H.R.2152 - Eunice Kennedy Shriver Act112th Congress (2011-2012)
Summary: H.R.2152 — 112th Congress (2011-2012)
Introduced in House (06/13/2011)
Eunice Kennedy Shriver Act - Reauthorizes the Special Olympics Sport and Empowerment Act of 2004 for FY2012-FY2016.
Directs the Secretary of State to act through the Assistant Secretary of State for Educational and Cultural Affairs in awarding grants or entering agreements with Special Olympics for activities outside the United States. Includes community-based prevention among the activities for which the Secretary of Health and Human Services (HHS) may award grants or enter into agreements with Special Olympics. Requires grant or agreement applications to include a description of specific measurable annual benchmarks, as well as long-term goals and objectives, to be achieved through specified activities, which must include: (1) activities to increase the full participation of people with intellectual disabilities in inclusive school and community activities with people without disabilities, (2) education programs that dispel negative stereotypes about people with intellectual disabilities, and (3) activities to increase the participation of people with intellectual disabilities in Special Olympics outside of the United States.
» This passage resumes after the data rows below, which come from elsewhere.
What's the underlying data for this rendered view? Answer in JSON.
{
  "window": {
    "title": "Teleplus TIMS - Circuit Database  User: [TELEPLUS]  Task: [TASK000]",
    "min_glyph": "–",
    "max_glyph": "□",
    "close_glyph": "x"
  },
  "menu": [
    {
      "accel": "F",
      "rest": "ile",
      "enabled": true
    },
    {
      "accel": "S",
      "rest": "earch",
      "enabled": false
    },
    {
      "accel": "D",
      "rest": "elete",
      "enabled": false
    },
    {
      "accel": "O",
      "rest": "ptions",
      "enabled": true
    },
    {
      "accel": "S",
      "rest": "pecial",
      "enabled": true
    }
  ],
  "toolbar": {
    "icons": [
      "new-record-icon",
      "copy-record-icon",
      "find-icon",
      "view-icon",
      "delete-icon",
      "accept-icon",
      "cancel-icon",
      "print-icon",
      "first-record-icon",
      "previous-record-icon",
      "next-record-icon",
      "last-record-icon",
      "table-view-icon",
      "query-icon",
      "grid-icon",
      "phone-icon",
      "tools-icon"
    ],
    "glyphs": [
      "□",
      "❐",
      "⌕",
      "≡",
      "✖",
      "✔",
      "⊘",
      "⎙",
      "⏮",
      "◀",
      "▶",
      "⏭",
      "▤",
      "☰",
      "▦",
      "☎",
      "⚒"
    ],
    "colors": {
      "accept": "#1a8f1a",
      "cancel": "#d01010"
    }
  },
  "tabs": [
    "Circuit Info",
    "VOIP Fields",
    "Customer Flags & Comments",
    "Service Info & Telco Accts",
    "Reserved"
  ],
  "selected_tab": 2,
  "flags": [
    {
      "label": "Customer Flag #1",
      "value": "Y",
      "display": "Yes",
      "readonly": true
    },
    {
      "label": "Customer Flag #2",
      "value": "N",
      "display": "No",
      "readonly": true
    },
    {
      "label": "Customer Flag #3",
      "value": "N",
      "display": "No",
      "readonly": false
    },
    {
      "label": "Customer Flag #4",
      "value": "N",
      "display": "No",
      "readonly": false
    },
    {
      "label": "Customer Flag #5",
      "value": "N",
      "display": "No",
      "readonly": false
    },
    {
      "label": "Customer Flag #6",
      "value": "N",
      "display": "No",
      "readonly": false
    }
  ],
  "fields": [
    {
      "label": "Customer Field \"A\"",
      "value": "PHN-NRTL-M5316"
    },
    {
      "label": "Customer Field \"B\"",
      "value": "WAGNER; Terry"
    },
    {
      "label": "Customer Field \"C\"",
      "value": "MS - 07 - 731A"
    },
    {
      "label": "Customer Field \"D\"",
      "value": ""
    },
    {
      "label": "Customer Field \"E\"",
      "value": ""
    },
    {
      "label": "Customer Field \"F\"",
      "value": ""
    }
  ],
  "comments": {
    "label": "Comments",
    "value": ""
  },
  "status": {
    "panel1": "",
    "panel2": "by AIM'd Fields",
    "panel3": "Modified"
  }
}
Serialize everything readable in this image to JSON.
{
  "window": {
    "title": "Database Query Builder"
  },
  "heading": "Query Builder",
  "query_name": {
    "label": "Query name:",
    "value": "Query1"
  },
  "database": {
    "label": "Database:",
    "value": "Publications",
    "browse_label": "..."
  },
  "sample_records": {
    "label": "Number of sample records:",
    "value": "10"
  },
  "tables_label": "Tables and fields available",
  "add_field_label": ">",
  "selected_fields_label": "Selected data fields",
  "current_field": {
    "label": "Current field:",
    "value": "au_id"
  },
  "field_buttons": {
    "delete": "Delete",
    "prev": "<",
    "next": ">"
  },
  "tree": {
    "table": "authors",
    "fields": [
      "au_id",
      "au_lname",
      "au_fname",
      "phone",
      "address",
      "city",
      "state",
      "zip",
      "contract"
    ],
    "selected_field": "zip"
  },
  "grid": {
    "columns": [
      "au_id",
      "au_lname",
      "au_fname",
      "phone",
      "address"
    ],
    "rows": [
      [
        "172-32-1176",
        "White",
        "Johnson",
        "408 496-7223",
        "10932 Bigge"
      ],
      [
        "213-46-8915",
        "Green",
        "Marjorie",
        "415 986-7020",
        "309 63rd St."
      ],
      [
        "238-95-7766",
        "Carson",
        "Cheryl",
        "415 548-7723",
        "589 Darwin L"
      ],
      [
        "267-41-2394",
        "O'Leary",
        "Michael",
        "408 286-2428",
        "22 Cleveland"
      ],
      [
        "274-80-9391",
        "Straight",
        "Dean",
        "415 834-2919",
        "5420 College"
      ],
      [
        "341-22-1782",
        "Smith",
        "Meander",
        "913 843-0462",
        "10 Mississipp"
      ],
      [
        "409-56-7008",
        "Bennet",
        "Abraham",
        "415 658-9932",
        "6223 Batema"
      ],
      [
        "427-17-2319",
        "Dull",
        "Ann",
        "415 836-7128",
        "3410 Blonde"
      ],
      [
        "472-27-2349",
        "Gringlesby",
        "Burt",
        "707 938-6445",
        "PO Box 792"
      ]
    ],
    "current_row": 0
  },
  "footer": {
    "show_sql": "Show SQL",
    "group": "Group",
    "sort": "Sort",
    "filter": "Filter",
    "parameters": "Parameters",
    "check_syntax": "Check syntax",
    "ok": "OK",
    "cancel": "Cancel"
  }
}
Requires annual reports by Special Olympics to describe demographic data about Special Olympics participants.
Authorizes the Secretary of Education to award grants or enter into contracts or cooperative agreements to promote the expansion of Best Buddies, including activities to increase the participation of people with intellectual disabilities in social relationships and other aspects of community life, including education and employment, within the United States.
Directs the Secretary of Education to award competitive grants to institutions of higher education to establish Eunice Kennedy Shriver Institutes for Sport and Social Impact. Requires recipients to use grant funds to advance the quality of life and inclusion of people with intellectual disabilities through research and evaluation, technical assistance, training, data collection, evaluation, collaboration, and dissemination of evidence-based best practices.